In order to the rely on the defense of self-defense the defendant does not have to back away from a situation or there is no requirement for the defendant to withdraw prior to using reasonable force or force that is necessary i.e. there is no duty to retreat.
While it goes to show or demonstrate that the defendant was acting in good faith there is no requirement that the defendant should retreat prior to the situation getting out of hand or out of control.
In R v Bird (1985) the defendant was at a party when her ex-boyfriend turned up with his new girlfriend. He approached the defendant and a heated argument ensued and the defendant asked him to leave. He did so but returned later and the argument flared up again and got more heated.
The defendant got so worked up that she poured her drink over her ex-boyfriend and he retaliated by slapping her and pining her to the wall. The defendant responded by punching him in the eye and when she did so, the glass in her hand broke and caused him to go blind in one eye.

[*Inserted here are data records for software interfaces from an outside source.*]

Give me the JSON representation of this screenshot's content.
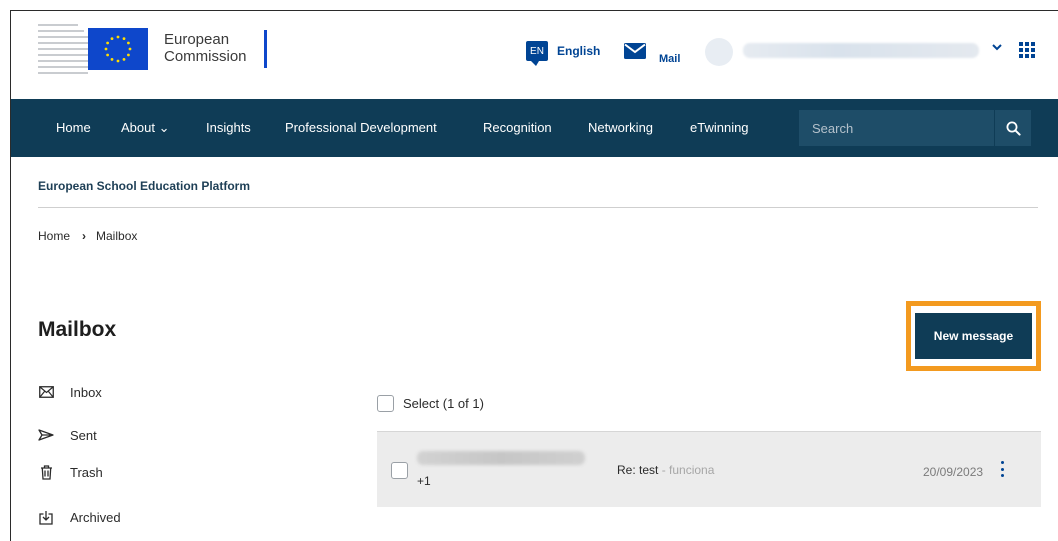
{
  "header": {
    "logo_line1": "European",
    "logo_line2": "Commission",
    "language_code": "EN",
    "language_label": "English",
    "mail_label": "Mail",
    "user_chevron": "⌄"
  },
  "nav": {
    "items": [
      {
        "label": "Home"
      },
      {
        "label": "About ⌄"
      },
      {
        "label": "Insights"
      },
      {
        "label": "Professional Development"
      },
      {
        "label": "Recognition"
      },
      {
        "label": "Networking"
      },
      {
        "label": "eTwinning"
      }
    ],
    "search_placeholder": "Search"
  },
  "platform_title": "European School Education Platform",
  "breadcrumb": {
    "home": "Home",
    "separator": "›",
    "current": "Mailbox"
  },
  "page_title": "Mailbox",
  "new_message_label": "New message",
  "sidebar": {
    "items": [
      {
        "label": "Inbox",
        "icon": "envelope-icon"
      },
      {
        "label": "Sent",
        "icon": "send-icon"
      },
      {
        "label": "Trash",
        "icon": "trash-icon"
      },
      {
        "label": "Archived",
        "icon": "archive-icon"
      }
    ]
  },
  "list": {
    "select_label": "Select (1 of 1)",
    "messages": [
      {
        "sender_extra": "+1",
        "subject": "Re: test",
        "snippet": " - funciona",
        "date": "20/09/2023"
      }
    ]
  },
  "colors": {
    "brand_navy": "#0f3c56",
    "link_blue": "#004494",
    "highlight_orange": "#f39a1f"
  }
}
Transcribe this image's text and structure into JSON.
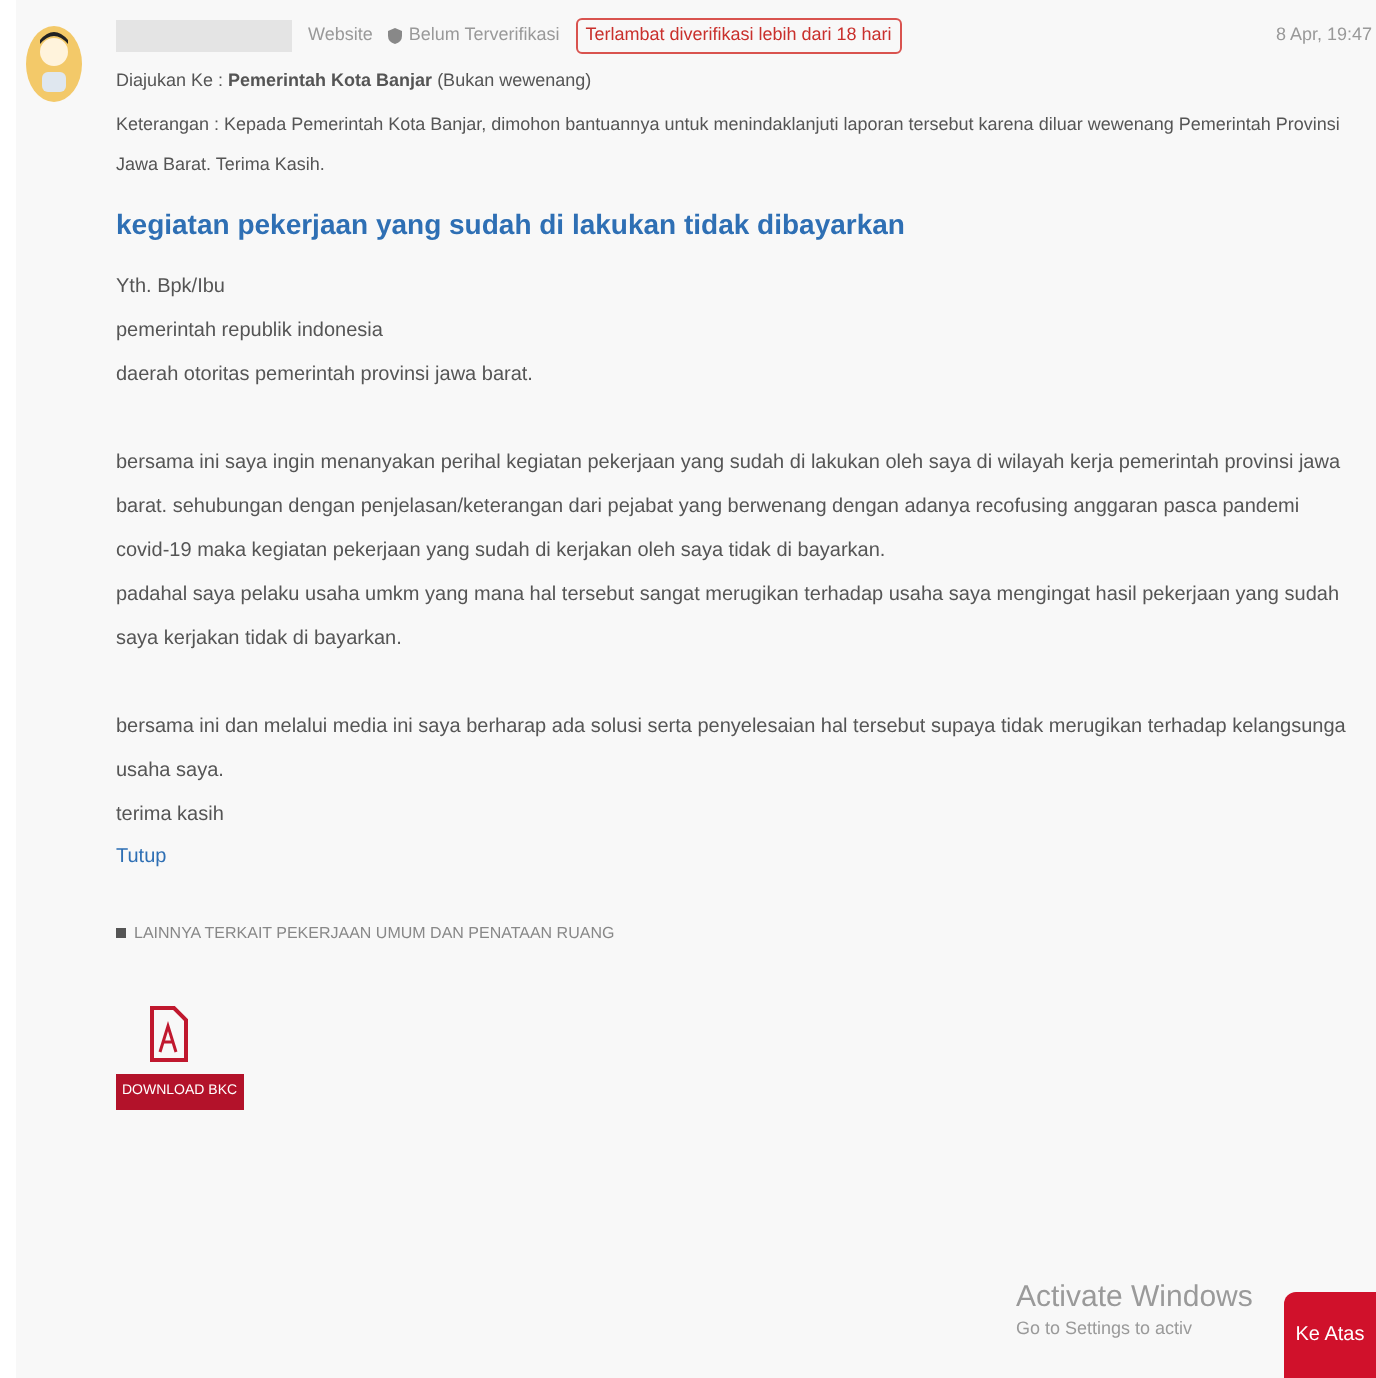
{
  "post": {
    "author_status": "Website",
    "verification": "Belum Terverifikasi",
    "late_badge": "Terlambat diverifikasi lebih dari 18 hari",
    "date": "8 Apr, 19:47",
    "submitted_to": "Diajukan Ke : **Pemerintah Kota Banjar** (Bukan wewenang)",
    "note": "Keterangan : Kepada Pemerintah Kota Banjar, dimohon bantuannya untuk menindaklanjuti laporan tersebut karena diluar wewenang Pemerintah Provinsi Jawa Barat. Terima Kasih.",
    "title": "kegiatan pekerjaan yang sudah di lakukan tidak dibayarkan",
    "body": [
      [
        "Yth. Bpk/Ibu",
        "pemerintah republik indonesia",
        "daerah otoritas pemerintah provinsi jawa barat."
      ],
      [
        "bersama ini saya ingin menanyakan perihal kegiatan pekerjaan yang sudah di lakukan oleh saya di wilayah kerja pemerintah provinsi jawa",
        "barat. sehubungan dengan penjelasan/keterangan dari pejabat yang berwenang dengan adanya recofusing anggaran pasca pandemi",
        "covid-19 maka kegiatan pekerjaan yang sudah di kerjakan oleh saya tidak di bayarkan.",
        "padahal saya pelaku usaha umkm yang mana hal tersebut sangat merugikan terhadap usaha saya mengingat hasil pekerjaan yang sudah",
        "saya kerjakan tidak di bayarkan."
      ],
      [
        "bersama ini dan melalui media ini saya berharap ada solusi serta penyelesaian hal tersebut supaya tidak merugikan terhadap kelangsunga",
        "usaha saya.",
        "terima kasih"
      ]
    ],
    "close_link": "Tutup",
    "category": "LAINNYA TERKAIT PEKERJAAN UMUM DAN PENATAAN RUANG",
    "attachment": {
      "button": "DOWNLOAD BKC"
    }
  },
  "os_notice": {
    "title": "Activate Windows",
    "text": "Go to Settings to activ"
  },
  "back_to_top": "Ke Atas"
}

The defendant was charged under s20 of the Offences Against Person Act (1861). The trial judge directed the jury to the effect that in order for the defendant to rely on the defense of self defense she must have backed away or retreated at the time the argument got heated. The jury accordingly convicted the defendant and the defendant appealed on the grounds that in order for her to rely on the defense of self-defense there is no need to demonstrate an unwillingness to fight.
The appeal was allowed and the conviction was quashed. While an unwillingness to fight or backing away from an explosive situation goes to demonstrate that the defendant was acting in good faith, there was no legal obligation that compelled her to do so or it was not absolutely necessary that she did so.
Copyright © 2018 by Dyarne Ward